Icinga is originally created as a fork of Nagios Core with the goal to add new features, a better web 2.0 style interface, other database connectors and a Rest API. It’s free and open source and maintained by a dedicated team.
What makes Incinga2 different from the other is the Rest API that plays a big role. You can use the API to update the configuration on the fly or to pull information from the system. The new web interface is really fast and can be customized with modules.
If you are going to start with Icinga 2, make sure you check out the Director-assisted module. This makes adding agents a lot easier because by default you will need to do a lot of configuration when you want to add an agent to your system. Using the Director can save you a lot of time.

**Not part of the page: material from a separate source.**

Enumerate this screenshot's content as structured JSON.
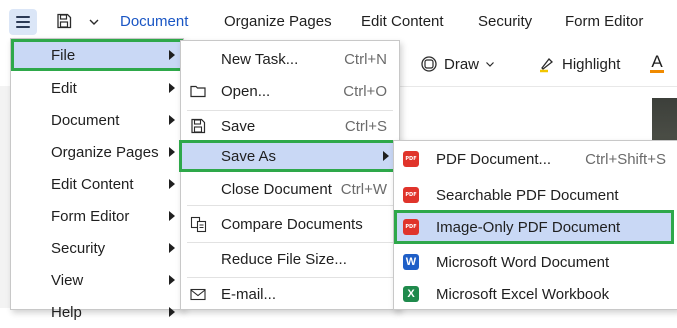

It looks old and it’s old, but Cacti is also still being maintained and next to Nagios a pretty popular monitoring tool. Cacti is also one of the oldest monitoring tools around (MRTG is older). It uses only SNMP to gather data, but because it’s a really simple product, you can easily write your own script to gather the data.

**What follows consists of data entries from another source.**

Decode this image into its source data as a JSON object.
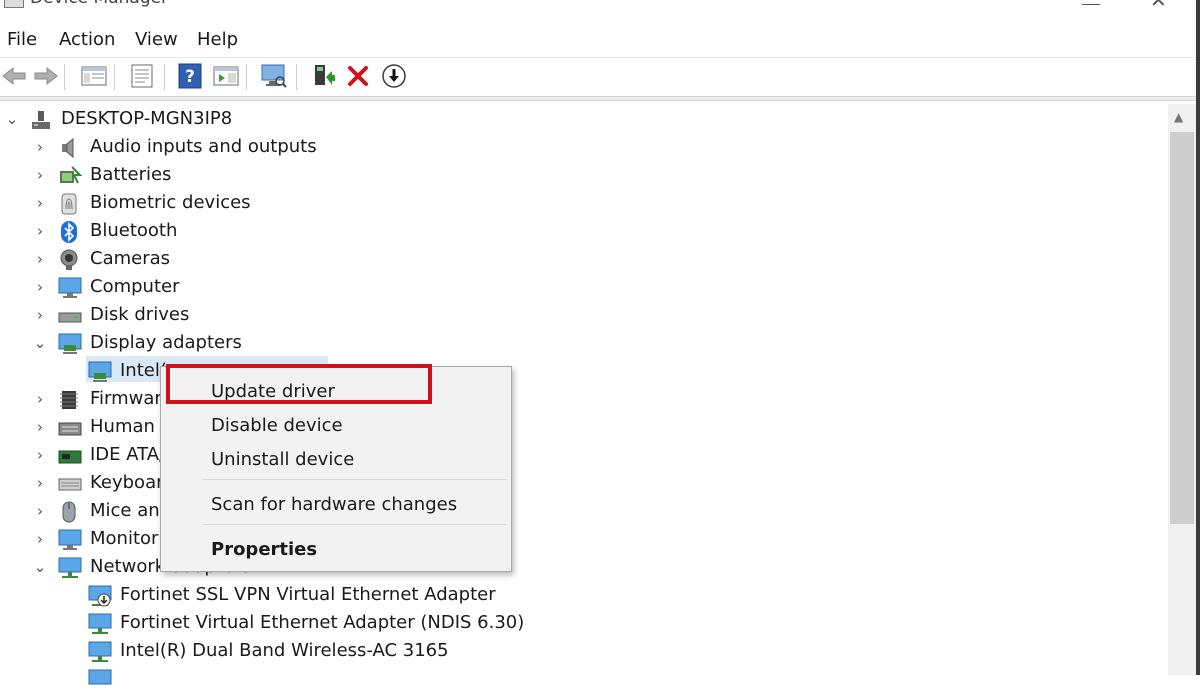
{
  "window": {
    "title": "Device Manager"
  },
  "menu": {
    "items": [
      "File",
      "Action",
      "View",
      "Help"
    ]
  },
  "toolbar": {
    "buttons": [
      "back-icon",
      "forward-icon",
      "show-hide-console-tree-icon",
      "properties-icon",
      "help-icon",
      "action-pane-icon",
      "scan-hardware-icon",
      "update-driver-icon",
      "uninstall-icon",
      "install-legacy-icon"
    ]
  },
  "tree": {
    "root": "DESKTOP-MGN3IP8",
    "items": [
      {
        "label": "Audio inputs and outputs",
        "icon": "speaker-icon"
      },
      {
        "label": "Batteries",
        "icon": "battery-icon"
      },
      {
        "label": "Biometric devices",
        "icon": "fingerprint-icon"
      },
      {
        "label": "Bluetooth",
        "icon": "bluetooth-icon"
      },
      {
        "label": "Cameras",
        "icon": "camera-icon"
      },
      {
        "label": "Computer",
        "icon": "monitor-icon"
      },
      {
        "label": "Disk drives",
        "icon": "disk-icon"
      },
      {
        "label": "Display adapters",
        "icon": "display-adapter-icon"
      },
      {
        "label": "Intel(",
        "icon": "display-adapter-icon"
      },
      {
        "label": "Firmware",
        "icon": "firmware-icon"
      },
      {
        "label": "Human I",
        "icon": "hid-icon"
      },
      {
        "label": "IDE ATA/",
        "icon": "ide-icon"
      },
      {
        "label": "Keyboar",
        "icon": "keyboard-icon"
      },
      {
        "label": "Mice and",
        "icon": "mouse-icon"
      },
      {
        "label": "Monitor",
        "icon": "monitor-icon"
      },
      {
        "label": "Network adapters",
        "icon": "network-icon"
      },
      {
        "label": "Fortinet SSL VPN Virtual Ethernet Adapter",
        "icon": "network-adapter-icon"
      },
      {
        "label": "Fortinet Virtual Ethernet Adapter (NDIS 6.30)",
        "icon": "network-adapter-icon"
      },
      {
        "label": "Intel(R) Dual Band Wireless-AC 3165",
        "icon": "network-adapter-icon"
      }
    ]
  },
  "context_menu": {
    "items": [
      "Update driver",
      "Disable device",
      "Uninstall device",
      "Scan for hardware changes",
      "Properties"
    ],
    "highlight_color": "#d0101a"
  }
}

Cacti is written in PHP and uses a MySQL database to store the data. So with PHP, you can really easy modify the Cacti installation to your needs. It comes with some built-in templates for several devices that help you get started monitoring.
Cacti still have a really active community, resulting in a lot of templates, scripts and add-ons that you can download. What Cacti really is missing by default is an alert feature, but that problem is already solved with an addon that you can download.

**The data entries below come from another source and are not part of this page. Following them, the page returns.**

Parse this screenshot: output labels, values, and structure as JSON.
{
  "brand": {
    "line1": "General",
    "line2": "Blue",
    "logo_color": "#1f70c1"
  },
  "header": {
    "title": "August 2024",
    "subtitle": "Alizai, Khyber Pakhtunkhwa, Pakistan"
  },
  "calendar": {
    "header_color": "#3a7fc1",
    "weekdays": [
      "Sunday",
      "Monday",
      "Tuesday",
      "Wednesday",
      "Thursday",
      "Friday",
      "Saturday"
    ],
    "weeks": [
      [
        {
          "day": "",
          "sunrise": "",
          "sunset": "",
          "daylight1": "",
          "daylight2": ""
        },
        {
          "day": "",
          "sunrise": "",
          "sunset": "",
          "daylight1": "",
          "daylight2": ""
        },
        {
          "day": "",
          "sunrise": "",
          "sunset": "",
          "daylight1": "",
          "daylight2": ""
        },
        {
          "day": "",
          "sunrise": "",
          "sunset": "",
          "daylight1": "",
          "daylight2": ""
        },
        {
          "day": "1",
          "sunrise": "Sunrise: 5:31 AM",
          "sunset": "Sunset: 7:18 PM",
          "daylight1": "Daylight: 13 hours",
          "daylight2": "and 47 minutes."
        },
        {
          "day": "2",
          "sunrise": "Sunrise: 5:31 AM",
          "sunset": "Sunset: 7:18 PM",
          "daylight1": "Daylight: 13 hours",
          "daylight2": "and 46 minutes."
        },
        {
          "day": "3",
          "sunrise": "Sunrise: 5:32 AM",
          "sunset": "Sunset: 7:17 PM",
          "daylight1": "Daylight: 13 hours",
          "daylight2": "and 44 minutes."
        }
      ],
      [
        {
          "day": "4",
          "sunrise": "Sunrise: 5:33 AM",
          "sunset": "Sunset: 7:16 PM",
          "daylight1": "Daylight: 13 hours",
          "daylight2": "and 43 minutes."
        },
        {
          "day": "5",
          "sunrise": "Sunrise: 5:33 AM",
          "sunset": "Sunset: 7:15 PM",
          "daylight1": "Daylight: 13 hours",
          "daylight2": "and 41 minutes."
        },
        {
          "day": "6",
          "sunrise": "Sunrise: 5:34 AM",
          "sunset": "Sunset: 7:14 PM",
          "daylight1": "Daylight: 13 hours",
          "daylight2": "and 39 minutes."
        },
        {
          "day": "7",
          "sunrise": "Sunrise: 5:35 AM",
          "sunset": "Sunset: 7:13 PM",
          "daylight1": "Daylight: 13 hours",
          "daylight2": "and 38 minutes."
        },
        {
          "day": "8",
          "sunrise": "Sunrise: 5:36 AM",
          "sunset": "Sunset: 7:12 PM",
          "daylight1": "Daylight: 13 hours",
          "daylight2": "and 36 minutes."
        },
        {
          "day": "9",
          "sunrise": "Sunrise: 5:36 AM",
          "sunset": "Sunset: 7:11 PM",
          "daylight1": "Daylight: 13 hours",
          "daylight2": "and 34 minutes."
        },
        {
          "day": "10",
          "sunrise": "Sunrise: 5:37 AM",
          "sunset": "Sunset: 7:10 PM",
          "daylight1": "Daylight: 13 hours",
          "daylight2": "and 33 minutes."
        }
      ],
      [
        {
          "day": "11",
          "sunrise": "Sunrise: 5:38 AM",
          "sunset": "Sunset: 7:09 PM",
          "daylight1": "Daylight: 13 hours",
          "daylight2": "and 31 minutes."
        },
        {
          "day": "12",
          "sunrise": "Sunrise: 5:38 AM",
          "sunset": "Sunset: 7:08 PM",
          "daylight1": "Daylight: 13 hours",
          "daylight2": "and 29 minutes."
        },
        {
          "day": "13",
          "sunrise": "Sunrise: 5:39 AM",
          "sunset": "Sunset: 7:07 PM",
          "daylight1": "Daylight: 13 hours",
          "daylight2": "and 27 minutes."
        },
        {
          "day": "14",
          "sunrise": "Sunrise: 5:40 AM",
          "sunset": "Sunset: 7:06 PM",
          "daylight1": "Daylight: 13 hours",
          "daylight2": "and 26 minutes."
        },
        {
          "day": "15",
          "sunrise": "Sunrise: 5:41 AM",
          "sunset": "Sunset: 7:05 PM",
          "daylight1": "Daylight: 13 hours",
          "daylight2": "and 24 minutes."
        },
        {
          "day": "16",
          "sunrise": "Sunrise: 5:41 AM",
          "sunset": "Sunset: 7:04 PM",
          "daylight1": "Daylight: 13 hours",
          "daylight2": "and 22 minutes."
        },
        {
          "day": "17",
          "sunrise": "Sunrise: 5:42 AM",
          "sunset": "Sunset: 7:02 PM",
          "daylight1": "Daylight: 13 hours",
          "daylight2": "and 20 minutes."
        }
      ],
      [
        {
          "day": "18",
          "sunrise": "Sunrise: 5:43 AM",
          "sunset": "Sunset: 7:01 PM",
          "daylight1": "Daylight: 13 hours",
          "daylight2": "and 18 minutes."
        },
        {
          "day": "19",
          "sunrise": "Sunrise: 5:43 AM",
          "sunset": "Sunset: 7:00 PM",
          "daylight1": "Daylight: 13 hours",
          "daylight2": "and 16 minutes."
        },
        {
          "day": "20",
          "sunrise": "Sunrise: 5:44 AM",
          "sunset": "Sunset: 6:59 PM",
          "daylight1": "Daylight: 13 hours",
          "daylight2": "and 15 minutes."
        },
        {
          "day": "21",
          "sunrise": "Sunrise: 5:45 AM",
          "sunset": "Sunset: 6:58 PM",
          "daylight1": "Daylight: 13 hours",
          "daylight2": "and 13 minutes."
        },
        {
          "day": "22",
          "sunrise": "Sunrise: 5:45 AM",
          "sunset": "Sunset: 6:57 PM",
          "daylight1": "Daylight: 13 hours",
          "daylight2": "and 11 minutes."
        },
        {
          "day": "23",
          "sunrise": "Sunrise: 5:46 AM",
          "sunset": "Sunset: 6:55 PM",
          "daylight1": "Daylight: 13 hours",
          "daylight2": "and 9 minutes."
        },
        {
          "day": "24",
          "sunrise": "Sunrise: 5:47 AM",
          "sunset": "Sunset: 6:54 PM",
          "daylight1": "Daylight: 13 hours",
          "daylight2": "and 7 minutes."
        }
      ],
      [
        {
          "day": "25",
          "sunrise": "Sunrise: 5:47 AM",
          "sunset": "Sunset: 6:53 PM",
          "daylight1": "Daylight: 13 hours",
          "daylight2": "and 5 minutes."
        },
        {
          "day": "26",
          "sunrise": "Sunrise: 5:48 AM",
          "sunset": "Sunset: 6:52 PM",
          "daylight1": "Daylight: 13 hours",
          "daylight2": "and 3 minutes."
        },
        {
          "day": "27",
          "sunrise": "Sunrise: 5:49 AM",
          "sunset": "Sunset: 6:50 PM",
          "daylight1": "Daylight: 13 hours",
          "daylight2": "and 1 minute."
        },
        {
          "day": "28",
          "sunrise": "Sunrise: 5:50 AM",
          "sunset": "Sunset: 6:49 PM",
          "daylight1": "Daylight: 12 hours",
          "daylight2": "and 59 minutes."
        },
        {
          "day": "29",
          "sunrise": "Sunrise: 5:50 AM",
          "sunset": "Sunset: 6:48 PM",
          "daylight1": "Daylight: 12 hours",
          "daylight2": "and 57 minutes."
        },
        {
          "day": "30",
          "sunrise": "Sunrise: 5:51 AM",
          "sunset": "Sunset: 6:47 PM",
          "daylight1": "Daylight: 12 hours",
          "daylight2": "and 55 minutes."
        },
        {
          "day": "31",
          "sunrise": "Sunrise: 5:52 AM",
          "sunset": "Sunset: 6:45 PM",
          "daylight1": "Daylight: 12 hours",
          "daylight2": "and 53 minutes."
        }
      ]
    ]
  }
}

So if you are looking for a nostalgic, but really reliable monitoring tool, then take a look at Cacti.
Monitoring your home network
So in this article, we discussed the different free network monitoring solutions. As mentioned earlier, monitoring your home network can give you a lot of insight on your home network. For a home network, you really don’t need a big enterprise solution of course. You want something that is small, doesn’t require a lot of resources and is easy to set up.
For home use, PRTG is really the best option to go for. The free version comes with 100 sensors, which is more than enough to monitor your home network. Read this article to get started with PRTG for your Home Network
Tips on IT monitoring
Over the years I gained some experience in settings up network monitoring. So here are some tips when you get started setting up your new monitoring solution:
1. The naming of devices and sensors
From the beginning, give your devices and sensors a logical name. In PRTG for example, every ping sensor you add is called ping x. If you are setting up alerts, and you get a notification Ping 3 on server x is down… That’s not really useful. Name your devices and sensors in a logical way so you can easily find them.
2. Grouping of devices
Group your devices based on their physical location, type and function. It not only gives you a better overview but in PRTG for example, you can store login credentials per device group. Also, it helps when you are generating reports
3. Keep your dashboard clean
The dashboard is for the most important information. Don’t fill it up with every little detail and sensor you have. Just make sure the most important sensors are displayed. You can always drill down when an alert goes off.
4. Fine tune the alerts
If you get too many alerts then you end up ignoring them. Trim your alert so they are only sent when you need them, how often they are sent and set appropriate thresholds.
Some monitoring solutions allow you to prioritize sensors, making them more sensitive than others. Use these features, because not all the systems are critical.
6. Check the baseline
Don’t make the rookie mistake to only send an alert if you don’t get a ping response. After running your monitoring solution for a week or so, you have a baseline. You now know what is normal, 5ms to ping Google? Then send a warning when it’s 10ms for 30sec, so you know up front that something is out of the ordinary.
Share your thoughts below in the comments, if you have a good suggestion for the list of free monitoring tools just let me know. The list above isn’t the complete list of every available tool but is based on my own experiences, the tools I tested or used the past years.